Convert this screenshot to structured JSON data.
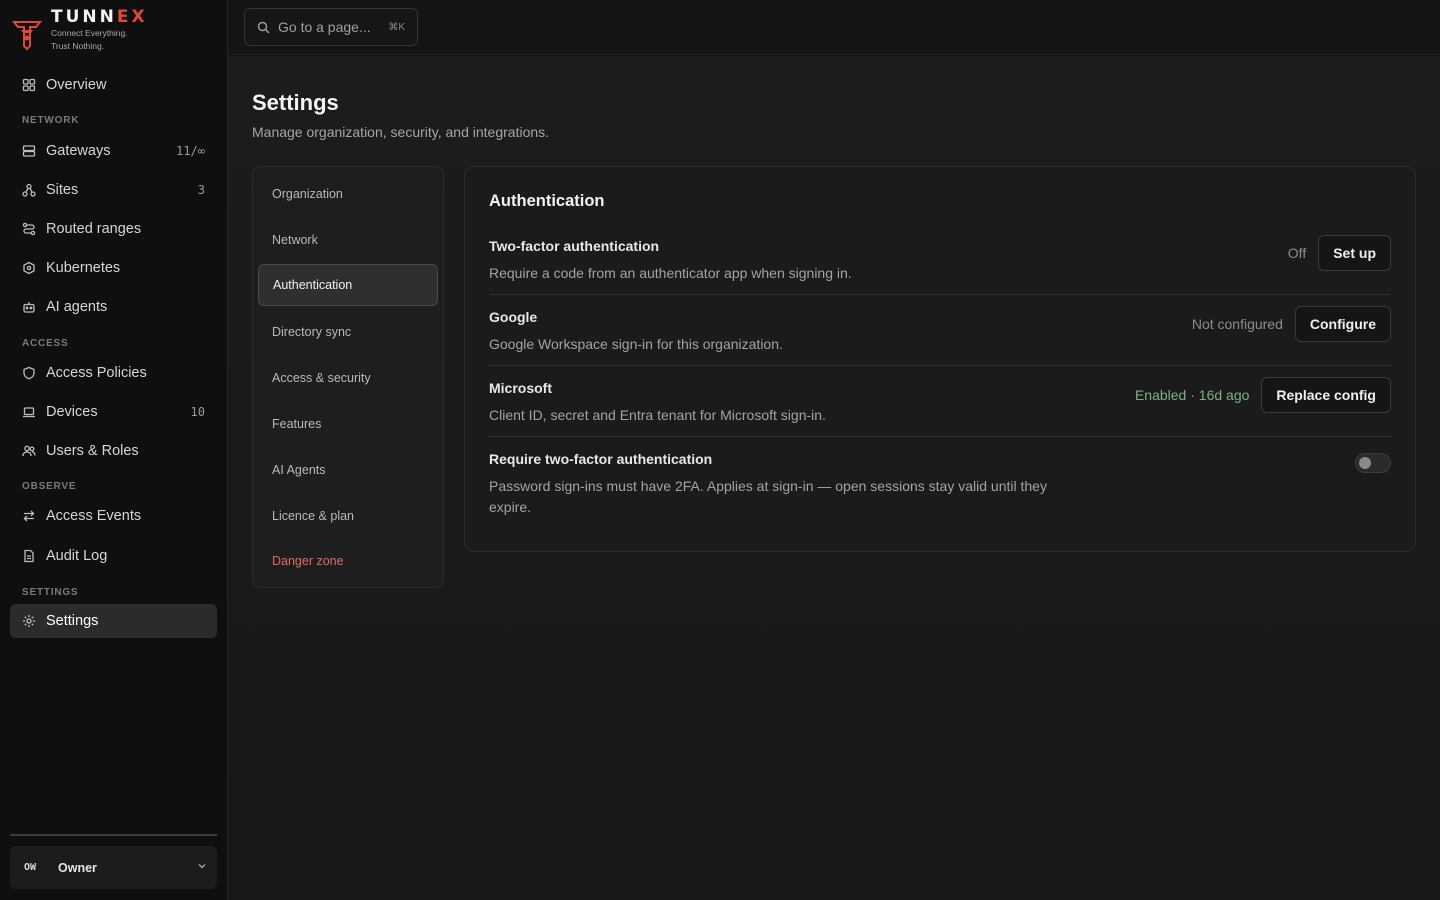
{
  "brand": {
    "name_main": "TUNN",
    "name_accent": "EX",
    "tagline_1": "Connect Everything.",
    "tagline_2": "Trust Nothing."
  },
  "search": {
    "placeholder": "Go to a page...",
    "shortcut": "⌘K"
  },
  "sidebar": {
    "overview": {
      "label": "Overview",
      "icon": "grid-icon"
    },
    "sections": {
      "network": "NETWORK",
      "access": "ACCESS",
      "observe": "OBSERVE",
      "settings": "SETTINGS"
    },
    "items": {
      "gateways": {
        "label": "Gateways",
        "count": "11/∞",
        "icon": "server-icon"
      },
      "sites": {
        "label": "Sites",
        "count": "3",
        "icon": "sites-icon"
      },
      "routed_ranges": {
        "label": "Routed ranges",
        "icon": "route-icon"
      },
      "kubernetes": {
        "label": "Kubernetes",
        "icon": "kubernetes-icon"
      },
      "ai_agents": {
        "label": "AI agents",
        "icon": "bot-icon"
      },
      "access_policies": {
        "label": "Access Policies",
        "icon": "shield-icon"
      },
      "devices": {
        "label": "Devices",
        "count": "10",
        "icon": "laptop-icon"
      },
      "users_roles": {
        "label": "Users & Roles",
        "icon": "users-icon"
      },
      "access_events": {
        "label": "Access Events",
        "icon": "arrows-icon"
      },
      "audit_log": {
        "label": "Audit Log",
        "icon": "document-icon"
      },
      "settings": {
        "label": "Settings",
        "icon": "gear-icon"
      }
    },
    "user": {
      "initials": "OW",
      "name": "Owner"
    }
  },
  "page": {
    "title": "Settings",
    "subtitle": "Manage organization, security, and integrations."
  },
  "settings_nav": {
    "items": [
      "Organization",
      "Network",
      "Authentication",
      "Directory sync",
      "Access & security",
      "Features",
      "AI Agents",
      "Licence & plan",
      "Danger zone"
    ],
    "active": "Authentication"
  },
  "auth_panel": {
    "title": "Authentication",
    "rows": [
      {
        "title": "Two-factor authentication",
        "desc": "Require a code from an authenticator app when signing in.",
        "status": "Off",
        "button": "Set up"
      },
      {
        "title": "Google",
        "desc": "Google Workspace sign-in for this organization.",
        "status": "Not configured",
        "button": "Configure"
      },
      {
        "title": "Microsoft",
        "desc": "Client ID, secret and Entra tenant for Microsoft sign-in.",
        "status": "Enabled · 16d ago",
        "button": "Replace config"
      },
      {
        "title": "Require two-factor authentication",
        "desc": "Password sign-ins must have 2FA. Applies at sign-in — open sessions stay valid until they expire.",
        "toggle_on": false
      }
    ]
  },
  "colors": {
    "accent": "#e0483d",
    "enabled_status": "#7fae84",
    "danger": "#e06a63"
  }
}
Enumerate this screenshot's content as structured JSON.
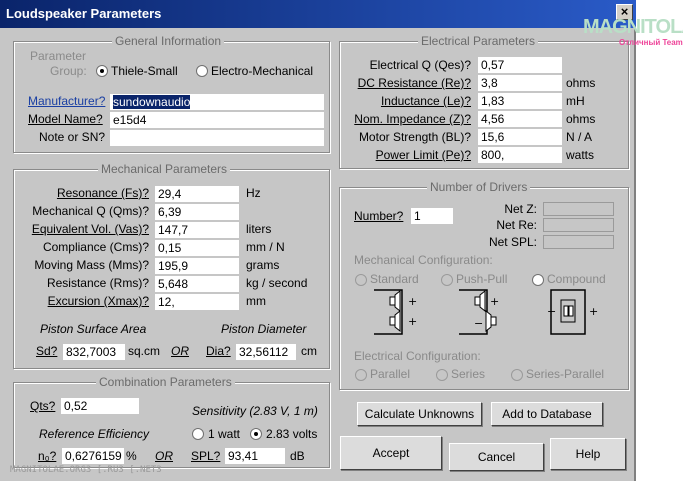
{
  "window": {
    "title": "Loudspeaker Parameters"
  },
  "watermark": {
    "logo": "MAGNITOLA",
    "team": "Отличный Team",
    "footer": "MAGNITOLAE.ORG3 [.RU3 [.NET3"
  },
  "general": {
    "legend": "General Information",
    "param_group_label_1": "Parameter",
    "param_group_label_2": "Group:",
    "opt_thiele": "Thiele-Small",
    "opt_electro": "Electro-Mechanical",
    "manufacturer_label": "Manufacturer?",
    "manufacturer_value": "sundownaudio",
    "model_label": "Model Name?",
    "model_value": "e15d4",
    "note_label": "Note or SN?",
    "note_value": ""
  },
  "electrical": {
    "legend": "Electrical Parameters",
    "rows": [
      {
        "label": "Electrical Q (Qes)?",
        "value": "0,57",
        "unit": ""
      },
      {
        "label": "DC Resistance (Re)?",
        "value": "3,8",
        "unit": "ohms"
      },
      {
        "label": "Inductance (Le)?",
        "value": "1,83",
        "unit": "mH"
      },
      {
        "label": "Nom. Impedance (Z)?",
        "value": "4,56",
        "unit": "ohms"
      },
      {
        "label": "Motor Strength (BL)?",
        "value": "15,6",
        "unit": "N / A"
      },
      {
        "label": "Power Limit (Pe)?",
        "value": "800,",
        "unit": "watts"
      }
    ]
  },
  "mechanical": {
    "legend": "Mechanical Parameters",
    "rows": [
      {
        "label": "Resonance (Fs)?",
        "value": "29,4",
        "unit": "Hz"
      },
      {
        "label": "Mechanical Q (Qms)?",
        "value": "6,39",
        "unit": ""
      },
      {
        "label": "Equivalent Vol. (Vas)?",
        "value": "147,7",
        "unit": "liters"
      },
      {
        "label": "Compliance (Cms)?",
        "value": "0,15",
        "unit": "mm / N"
      },
      {
        "label": "Moving Mass (Mms)?",
        "value": "195,9",
        "unit": "grams"
      },
      {
        "label": "Resistance (Rms)?",
        "value": "5,648",
        "unit": "kg / second"
      },
      {
        "label": "Excursion (Xmax)?",
        "value": "12,",
        "unit": "mm"
      }
    ],
    "piston_area_title": "Piston Surface Area",
    "piston_diam_title": "Piston Diameter",
    "sd_label": "Sd?",
    "sd_value": "832,7003",
    "sd_unit": "sq.cm",
    "or_label": "OR",
    "dia_label": "Dia?",
    "dia_value": "32,56112",
    "dia_unit": "cm"
  },
  "combination": {
    "legend": "Combination Parameters",
    "qts_label": "Qts?",
    "qts_value": "0,52",
    "sensitivity_title": "Sensitivity (2.83 V, 1 m)",
    "ref_eff_title": "Reference Efficiency",
    "opt_1watt": "1 watt",
    "opt_283": "2.83 volts",
    "n0_label": "n₀?",
    "n0_value": "0,6276159",
    "n0_unit": "%",
    "or_label": "OR",
    "spl_label": "SPL?",
    "spl_value": "93,41",
    "spl_unit": "dB"
  },
  "drivers": {
    "legend": "Number of Drivers",
    "number_label": "Number?",
    "number_value": "1",
    "net_z": "Net Z:",
    "net_re": "Net Re:",
    "net_spl": "Net SPL:",
    "mech_config_title": "Mechanical Configuration:",
    "mech_opts": [
      "Standard",
      "Push-Pull",
      "Compound"
    ],
    "elec_config_title": "Electrical Configuration:",
    "elec_opts": [
      "Parallel",
      "Series",
      "Series-Parallel"
    ]
  },
  "buttons": {
    "calculate": "Calculate Unknowns",
    "add_db": "Add to Database",
    "accept": "Accept",
    "cancel": "Cancel",
    "help": "Help"
  }
}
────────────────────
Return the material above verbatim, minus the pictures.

**Your solution:**
Convert this screenshot to structured JSON data.
{
  "brand": {
    "name_main": "TUNN",
    "name_accent": "EX",
    "tagline_1": "Connect Everything.",
    "tagline_2": "Trust Nothing."
  },
  "search": {
    "placeholder": "Go to a page...",
    "shortcut": "⌘K"
  },
  "sidebar": {
    "overview": {
      "label": "Overview",
      "icon": "grid-icon"
    },
    "sections": {
      "network": "NETWORK",
      "access": "ACCESS",
      "observe": "OBSERVE",
      "settings": "SETTINGS"
    },
    "items": {
      "gateways": {
        "label": "Gateways",
        "count": "11/∞",
        "icon": "server-icon"
      },
      "sites": {
        "label": "Sites",
        "count": "3",
        "icon": "sites-icon"
      },
      "routed_ranges": {
        "label": "Routed ranges",
        "icon": "route-icon"
      },
      "kubernetes": {
        "label": "Kubernetes",
        "icon": "kubernetes-icon"
      },
      "ai_agents": {
        "label": "AI agents",
        "icon": "bot-icon"
      },
      "access_policies": {
        "label": "Access Policies",
        "icon": "shield-icon"
      },
      "devices": {
        "label": "Devices",
        "count": "10",
        "icon": "laptop-icon"
      },
      "users_roles": {
        "label": "Users & Roles",
        "icon": "users-icon"
      },
      "access_events": {
        "label": "Access Events",
        "icon": "arrows-icon"
      },
      "audit_log": {
        "label": "Audit Log",
        "icon": "document-icon"
      },
      "settings": {
        "label": "Settings",
        "icon": "gear-icon"
      }
    },
    "user": {
      "initials": "OW",
      "name": "Owner"
    }
  },
  "page": {
    "title": "Settings",
    "subtitle": "Manage organization, security, and integrations."
  },
  "settings_nav": {
    "items": [
      "Organization",
      "Network",
      "Authentication",
      "Directory sync",
      "Access & security",
      "Features",
      "AI Agents",
      "Licence & plan",
      "Danger zone"
    ],
    "active": "Authentication"
  },
  "auth_panel": {
    "title": "Authentication",
    "rows": [
      {
        "title": "Two-factor authentication",
        "desc": "Require a code from an authenticator app when signing in.",
        "status": "Off",
        "button": "Set up"
      },
      {
        "title": "Google",
        "desc": "Google Workspace sign-in for this organization.",
        "status": "Not configured",
        "button": "Configure"
      },
      {
        "title": "Microsoft",
        "desc": "Client ID, secret and Entra tenant for Microsoft sign-in.",
        "status": "Enabled · 16d ago",
        "button": "Replace config"
      },
      {
        "title": "Require two-factor authentication",
        "desc": "Password sign-ins must have 2FA. Applies at sign-in — open sessions stay valid until they expire.",
        "toggle_on": false
      }
    ]
  },
  "colors": {
    "accent": "#e0483d",
    "enabled_status": "#7fae84",
    "danger": "#e06a63"
  }
}
Enumerate this screenshot's content as structured JSON.
{
  "window": {
    "title": "Loudspeaker Parameters"
  },
  "watermark": {
    "logo": "MAGNITOLA",
    "team": "Отличный Team",
    "footer": "MAGNITOLAE.ORG3 [.RU3 [.NET3"
  },
  "general": {
    "legend": "General Information",
    "param_group_label_1": "Parameter",
    "param_group_label_2": "Group:",
    "opt_thiele": "Thiele-Small",
    "opt_electro": "Electro-Mechanical",
    "manufacturer_label": "Manufacturer?",
    "manufacturer_value": "sundownaudio",
    "model_label": "Model Name?",
    "model_value": "e15d4",
    "note_label": "Note or SN?",
    "note_value": ""
  },
  "electrical": {
    "legend": "Electrical Parameters",
    "rows": [
      {
        "label": "Electrical Q (Qes)?",
        "value": "0,57",
        "unit": ""
      },
      {
        "label": "DC Resistance (Re)?",
        "value": "3,8",
        "unit": "ohms"
      },
      {
        "label": "Inductance (Le)?",
        "value": "1,83",
        "unit": "mH"
      },
      {
        "label": "Nom. Impedance (Z)?",
        "value": "4,56",
        "unit": "ohms"
      },
      {
        "label": "Motor Strength (BL)?",
        "value": "15,6",
        "unit": "N / A"
      },
      {
        "label": "Power Limit (Pe)?",
        "value": "800,",
        "unit": "watts"
      }
    ]
  },
  "mechanical": {
    "legend": "Mechanical Parameters",
    "rows": [
      {
        "label": "Resonance (Fs)?",
        "value": "29,4",
        "unit": "Hz"
      },
      {
        "label": "Mechanical Q (Qms)?",
        "value": "6,39",
        "unit": ""
      },
      {
        "label": "Equivalent Vol. (Vas)?",
        "value": "147,7",
        "unit": "liters"
      },
      {
        "label": "Compliance (Cms)?",
        "value": "0,15",
        "unit": "mm / N"
      },
      {
        "label": "Moving Mass (Mms)?",
        "value": "195,9",
        "unit": "grams"
      },
      {
        "label": "Resistance (Rms)?",
        "value": "5,648",
        "unit": "kg / second"
      },
      {
        "label": "Excursion (Xmax)?",
        "value": "12,",
        "unit": "mm"
      }
    ],
    "piston_area_title": "Piston Surface Area",
    "piston_diam_title": "Piston Diameter",
    "sd_label": "Sd?",
    "sd_value": "832,7003",
    "sd_unit": "sq.cm",
    "or_label": "OR",
    "dia_label": "Dia?",
    "dia_value": "32,56112",
    "dia_unit": "cm"
  },
  "combination": {
    "legend": "Combination Parameters",
    "qts_label": "Qts?",
    "qts_value": "0,52",
    "sensitivity_title": "Sensitivity (2.83 V, 1 m)",
    "ref_eff_title": "Reference Efficiency",
    "opt_1watt": "1 watt",
    "opt_283": "2.83 volts",
    "n0_label": "n₀?",
    "n0_value": "0,6276159",
    "n0_unit": "%",
    "or_label": "OR",
    "spl_label": "SPL?",
    "spl_value": "93,41",
    "spl_unit": "dB"
  },
  "drivers": {
    "legend": "Number of Drivers",
    "number_label": "Number?",
    "number_value": "1",
    "net_z": "Net Z:",
    "net_re": "Net Re:",
    "net_spl": "Net SPL:",
    "mech_config_title": "Mechanical Configuration:",
    "mech_opts": [
      "Standard",
      "Push-Pull",
      "Compound"
    ],
    "elec_config_title": "Electrical Configuration:",
    "elec_opts": [
      "Parallel",
      "Series",
      "Series-Parallel"
    ]
  },
  "buttons": {
    "calculate": "Calculate Unknowns",
    "add_db": "Add to Database",
    "accept": "Accept",
    "cancel": "Cancel",
    "help": "Help"
  }
}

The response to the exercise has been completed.